This chain has a special place in my heart. While it may seem odd that 22 years ago I packed my bags in the middle of the night to quietly get the hell out of Houston, a long way away from Houston, I still relish my time spent there. Yes, I stuffed all that I could into my car, a vintage 1980 turbo Pontiac Trans Am that, incidentally, would be stolen a month later by an employee from the parking lot at St. Louis Union Station. I was headed to Kansas City to bet on football for a couple of months while plotting out my next move, which eventually turned in to a stint with Houlihans Old Place.
I remember working at Dominguez Hills Golf Course as a starter and seeking out corporate restaurant ads in the LA Times. It was 1982, what I consider the blast off years for the corporate restaurant chains. Bennigan's was expanding pretty quickly, probably had 300 restaurants at that time. The reality, they would hire you if you hadn't been in jail and could clean up a bit. I was one of those. I was chilling on the beach for a few months after closing a restaurant that my father and I owned in Salina Kansas. I left their in the middle of the night as well.
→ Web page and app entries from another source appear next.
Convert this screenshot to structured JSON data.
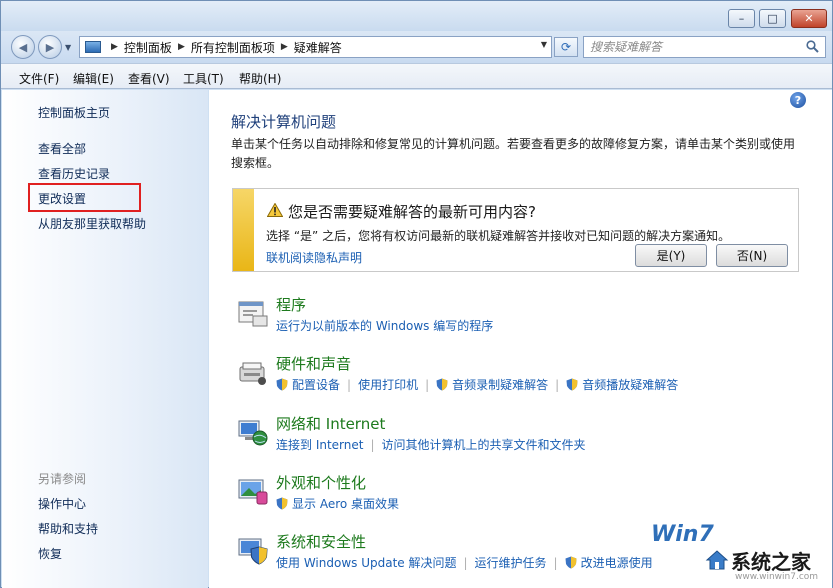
{
  "window": {
    "minimize_label": "–",
    "maximize_label": "□",
    "close_label": "✕"
  },
  "address": {
    "crumbs": [
      "控制面板",
      "所有控制面板项",
      "疑难解答"
    ],
    "search_placeholder": "搜索疑难解答"
  },
  "menu": [
    "文件(F)",
    "编辑(E)",
    "查看(V)",
    "工具(T)",
    "帮助(H)"
  ],
  "sidebar": {
    "home": "控制面板主页",
    "links": [
      "查看全部",
      "查看历史记录",
      "更改设置",
      "从朋友那里获取帮助"
    ],
    "see_also_heading": "另请参阅",
    "see_also": [
      "操作中心",
      "帮助和支持",
      "恢复"
    ]
  },
  "main": {
    "title": "解决计算机问题",
    "description": "单击某个任务以自动排除和修复常见的计算机问题。若要查看更多的故障修复方案，请单击某个类别或使用搜索框。",
    "notice": {
      "title": "您是否需要疑难解答的最新可用内容?",
      "text": "选择 “是” 之后，您将有权访问最新的联机疑难解答并接收对已知问题的解决方案通知。",
      "privacy_link": "联机阅读隐私声明",
      "yes_label": "是(Y)",
      "no_label": "否(N)",
      "accent_color": "#f0c733"
    },
    "categories": [
      {
        "title": "程序",
        "icon": "programs-icon",
        "links": [
          {
            "text": "运行为以前版本的 Windows 编写的程序",
            "shield": false
          }
        ]
      },
      {
        "title": "硬件和声音",
        "icon": "hardware-sound-icon",
        "links": [
          {
            "text": "配置设备",
            "shield": true
          },
          {
            "text": "使用打印机",
            "shield": false
          },
          {
            "text": "音频录制疑难解答",
            "shield": true
          },
          {
            "text": "音频播放疑难解答",
            "shield": true
          }
        ]
      },
      {
        "title": "网络和 Internet",
        "icon": "network-internet-icon",
        "links": [
          {
            "text": "连接到 Internet",
            "shield": false
          },
          {
            "text": "访问其他计算机上的共享文件和文件夹",
            "shield": false
          }
        ]
      },
      {
        "title": "外观和个性化",
        "icon": "appearance-icon",
        "links": [
          {
            "text": "显示 Aero 桌面效果",
            "shield": true
          }
        ]
      },
      {
        "title": "系统和安全性",
        "icon": "system-security-icon",
        "links": [
          {
            "text": "使用 Windows Update 解决问题",
            "shield": false
          },
          {
            "text": "运行维护任务",
            "shield": false
          },
          {
            "text": "改进电源使用",
            "shield": true
          }
        ]
      }
    ]
  },
  "watermark": {
    "logo": "Win7",
    "site_name": "系统之家",
    "url": "www.winwin7.com"
  },
  "colors": {
    "link": "#1b5fb3",
    "category_title": "#1d7a1d",
    "highlight_box": "#e02020"
  }
}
My interview was in Costa Mesa and I was told to visit a couple locations as part of the "getting to know you" process. The recruiter handed me some comp vouchers and sent me up the street to hang out and get an idea of what the concept was about. I must have said the right words in our 30 minute conversation (will relocate) because when I got home that afternoon I had an offer of 19,000 per year salaried position and would be moving to Houston Texas by the end of the week. Giddyup!
I want to take this opportunity to thank two people. Robert Ferngren, my district manager. Bob, you may or may not remember sending the police to my house to make sure I was OK when I didn't show up for work the day after getting promoted to a new "store". It was very kind. Fact was, at 21,000 a year, working 80 hours a week and having meetings on my day off for a couple years, I was a little burned out. Did you know that T-tops were a really hot commodity back then? I had my T-tops stolen twice while there, and my clothes stolen from the dryer in my apartment complex, and the plates stolen from my car, I was robbed at gunpoint too, though that might have been my fault. But thanks for that, and thanks for understanding that it was time for me to move on, go back to home base for a while. Houston had a little bit of a problem: the savings and loan collapse, the oil industry decline, name it, Houston was in the middle of it.
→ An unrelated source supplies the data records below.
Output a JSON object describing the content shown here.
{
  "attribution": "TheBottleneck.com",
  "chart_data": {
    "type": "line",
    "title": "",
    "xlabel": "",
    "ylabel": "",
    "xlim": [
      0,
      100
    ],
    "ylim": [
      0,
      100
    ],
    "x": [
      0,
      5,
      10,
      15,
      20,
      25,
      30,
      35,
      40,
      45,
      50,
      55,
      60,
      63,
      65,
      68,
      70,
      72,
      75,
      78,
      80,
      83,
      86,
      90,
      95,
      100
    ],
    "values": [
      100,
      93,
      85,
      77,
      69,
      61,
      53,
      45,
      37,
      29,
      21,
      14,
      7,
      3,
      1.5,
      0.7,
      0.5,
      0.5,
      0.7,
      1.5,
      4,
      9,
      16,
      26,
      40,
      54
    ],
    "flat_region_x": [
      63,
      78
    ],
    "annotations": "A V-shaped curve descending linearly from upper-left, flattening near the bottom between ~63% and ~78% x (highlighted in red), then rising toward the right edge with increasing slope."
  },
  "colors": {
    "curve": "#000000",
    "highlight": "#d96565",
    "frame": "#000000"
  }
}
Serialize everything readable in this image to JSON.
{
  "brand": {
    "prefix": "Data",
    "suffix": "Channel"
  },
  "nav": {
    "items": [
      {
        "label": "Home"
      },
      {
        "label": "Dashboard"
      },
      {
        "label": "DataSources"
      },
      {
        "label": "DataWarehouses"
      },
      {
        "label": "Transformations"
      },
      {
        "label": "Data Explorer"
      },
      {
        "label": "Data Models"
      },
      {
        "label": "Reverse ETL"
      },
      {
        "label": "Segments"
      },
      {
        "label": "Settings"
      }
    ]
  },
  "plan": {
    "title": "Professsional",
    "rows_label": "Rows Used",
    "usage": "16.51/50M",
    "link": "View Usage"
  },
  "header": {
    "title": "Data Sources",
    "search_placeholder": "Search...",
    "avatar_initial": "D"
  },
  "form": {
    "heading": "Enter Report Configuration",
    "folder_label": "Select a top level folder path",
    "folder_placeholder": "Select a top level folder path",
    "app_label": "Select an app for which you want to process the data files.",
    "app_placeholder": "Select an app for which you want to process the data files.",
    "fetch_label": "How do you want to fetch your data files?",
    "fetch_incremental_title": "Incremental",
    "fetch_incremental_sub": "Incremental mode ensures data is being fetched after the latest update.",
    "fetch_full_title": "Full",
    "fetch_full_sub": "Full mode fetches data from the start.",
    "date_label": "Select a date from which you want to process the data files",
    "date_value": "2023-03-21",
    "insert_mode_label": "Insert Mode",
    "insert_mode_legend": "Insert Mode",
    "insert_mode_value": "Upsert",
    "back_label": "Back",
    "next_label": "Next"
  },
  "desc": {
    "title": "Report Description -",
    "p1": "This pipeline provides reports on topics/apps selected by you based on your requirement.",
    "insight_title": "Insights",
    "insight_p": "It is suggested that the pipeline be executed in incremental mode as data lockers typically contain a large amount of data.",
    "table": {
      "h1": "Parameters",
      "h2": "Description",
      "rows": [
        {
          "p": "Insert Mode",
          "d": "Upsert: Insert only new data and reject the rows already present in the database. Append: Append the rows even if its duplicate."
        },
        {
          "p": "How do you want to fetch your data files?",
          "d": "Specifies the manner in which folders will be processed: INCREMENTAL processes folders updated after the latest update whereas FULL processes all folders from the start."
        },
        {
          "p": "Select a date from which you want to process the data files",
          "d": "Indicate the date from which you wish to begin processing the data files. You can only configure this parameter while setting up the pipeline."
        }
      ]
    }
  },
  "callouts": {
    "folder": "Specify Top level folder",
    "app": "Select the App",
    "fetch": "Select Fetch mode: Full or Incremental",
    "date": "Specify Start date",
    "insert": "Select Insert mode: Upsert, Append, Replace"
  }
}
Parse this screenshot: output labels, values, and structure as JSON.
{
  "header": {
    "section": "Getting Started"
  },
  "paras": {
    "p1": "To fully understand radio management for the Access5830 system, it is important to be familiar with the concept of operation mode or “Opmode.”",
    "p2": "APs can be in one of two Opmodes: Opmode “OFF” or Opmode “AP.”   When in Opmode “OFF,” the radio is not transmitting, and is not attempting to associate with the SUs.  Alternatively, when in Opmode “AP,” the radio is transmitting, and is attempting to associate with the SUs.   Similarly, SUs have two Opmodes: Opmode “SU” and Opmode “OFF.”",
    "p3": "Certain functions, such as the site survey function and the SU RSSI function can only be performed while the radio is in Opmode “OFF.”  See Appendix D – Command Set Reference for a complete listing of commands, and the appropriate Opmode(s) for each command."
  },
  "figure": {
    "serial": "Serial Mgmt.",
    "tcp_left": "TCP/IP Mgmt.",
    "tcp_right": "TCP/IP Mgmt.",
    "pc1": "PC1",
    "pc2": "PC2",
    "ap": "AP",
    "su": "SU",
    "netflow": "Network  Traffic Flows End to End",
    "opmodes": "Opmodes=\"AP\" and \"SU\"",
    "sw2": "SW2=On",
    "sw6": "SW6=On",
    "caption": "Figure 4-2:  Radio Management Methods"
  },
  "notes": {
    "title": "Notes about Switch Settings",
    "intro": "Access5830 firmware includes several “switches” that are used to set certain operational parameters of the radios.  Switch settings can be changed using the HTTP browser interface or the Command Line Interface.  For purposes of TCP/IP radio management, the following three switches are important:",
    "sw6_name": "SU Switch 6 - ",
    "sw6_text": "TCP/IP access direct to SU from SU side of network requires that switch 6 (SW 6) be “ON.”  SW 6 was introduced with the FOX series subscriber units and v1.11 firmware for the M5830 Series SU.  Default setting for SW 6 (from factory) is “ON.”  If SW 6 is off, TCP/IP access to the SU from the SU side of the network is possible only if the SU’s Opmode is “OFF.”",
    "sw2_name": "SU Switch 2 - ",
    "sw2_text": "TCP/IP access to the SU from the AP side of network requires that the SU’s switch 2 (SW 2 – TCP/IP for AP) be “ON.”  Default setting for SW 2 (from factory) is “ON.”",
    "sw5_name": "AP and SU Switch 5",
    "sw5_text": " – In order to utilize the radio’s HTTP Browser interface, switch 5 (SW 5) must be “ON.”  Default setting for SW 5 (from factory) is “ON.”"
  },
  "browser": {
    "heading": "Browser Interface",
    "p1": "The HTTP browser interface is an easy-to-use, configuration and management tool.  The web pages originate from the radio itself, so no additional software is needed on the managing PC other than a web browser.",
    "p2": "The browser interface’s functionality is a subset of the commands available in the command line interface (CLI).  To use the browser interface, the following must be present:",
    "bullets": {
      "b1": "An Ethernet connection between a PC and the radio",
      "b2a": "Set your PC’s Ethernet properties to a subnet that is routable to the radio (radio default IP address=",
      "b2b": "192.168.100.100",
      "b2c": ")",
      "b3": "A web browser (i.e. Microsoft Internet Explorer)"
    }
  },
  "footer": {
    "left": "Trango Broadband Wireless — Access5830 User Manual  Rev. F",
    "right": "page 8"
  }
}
I can honestly say that without that experience, as with other experiences that caused me considerable pain, I would not have found my way to St. Louis, met my wife, gotten my act together and started a business. I ended up seeing things your way Bob, so Cheers to you. Let's chat sometime, umkay?
The other is Don Slater, the President of Bennigan's who spoke at the 2 week training class in Dallas. Bennigan's had an extremely well written training program that pretty well debunks the need for a degree in restaurant management. Don's superb perspective still resonates in the fabric of what I do now. Not sure where Don is now, hopefully he and Bob are not putting paper up on the windows of the more than 300 restaurants recently closed by S&A Restaurant Corp, mostly Bennigan's. RIP Bennigan's...